MaineHealth gives docs voice with EHR rollout
In the midst of rolling out a new electronic health record system across eight hospitals, MaineHealth will also deploy speech recognition technology to make it easier and quicker to fill in the patient chart.
[See also: Maine docs move to one record]
MaineHealth includes Maine Medical Center in Portland, seven other hospitals across the state, as well as physician practices.
Maine Health will deploy Nuance Communications’ Dragon Medical 360 | Network Edition across health system. It already uses Dragon Medical 360 | eScription, Nuance’s hosted transcription service. eScription is what Maine Health CIO Barry Blumenfeld, MD describes as a backend system. The physicians dictate as they would in traditional transcription. The words run through an engine and are converted to text that is then reviewed by a transcriptionist.

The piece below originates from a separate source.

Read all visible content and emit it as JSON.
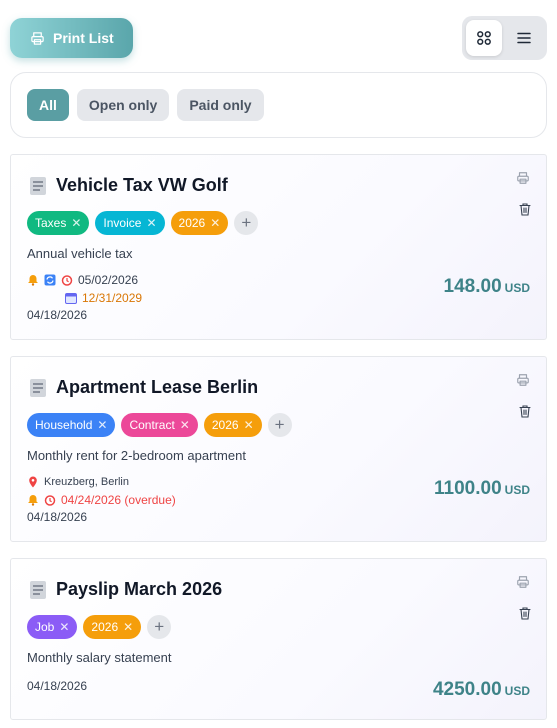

The network edition of Dragon will populate the chart as the physician talks into a microphone.
“This technology would recognize their speech and would fill it in as they are speaking – in near real-time,” said Blumenfeld.
As part of its “One Patient, One Record” initiative, MaineHealth is in the process of deploying its Epic’s EHR across its eight hospitals, with Maine Medical Center slated to go live Dec. 1. The health system will go enterprise-wide with both the new Epic EHR and the speech recognition technology, Blumenfeld said.
[See also: Maine docs move to one record.]
“At this very moment, we’re doing our testing and our user acceptance testing,” he said. “We have people that are about to begin their training, and we’re finalizing our go-live plan. We will have all eight hospitals up on Epic by Dec. 6, 2013.”
That means going live with Dragon, too. Blumenfeld sees it as an integral piece of improving accuracy and efficiency within the electronic health record – and also a way to lower the costs of clinical documentation and related traditional medical transcription.
But, while Maine Health purchased an enterprise-wide license, he said, it will not be forcing doctors to use it.
“We’re not getting rid of transcription altogether,” Blumenfeld said. “There are certain specialties and there are certain areas where we may not be able to eliminate it today or, in some cases, ever. There are areas that just are resistant to that sort of change. On the other hand, there are areas that are very open to it.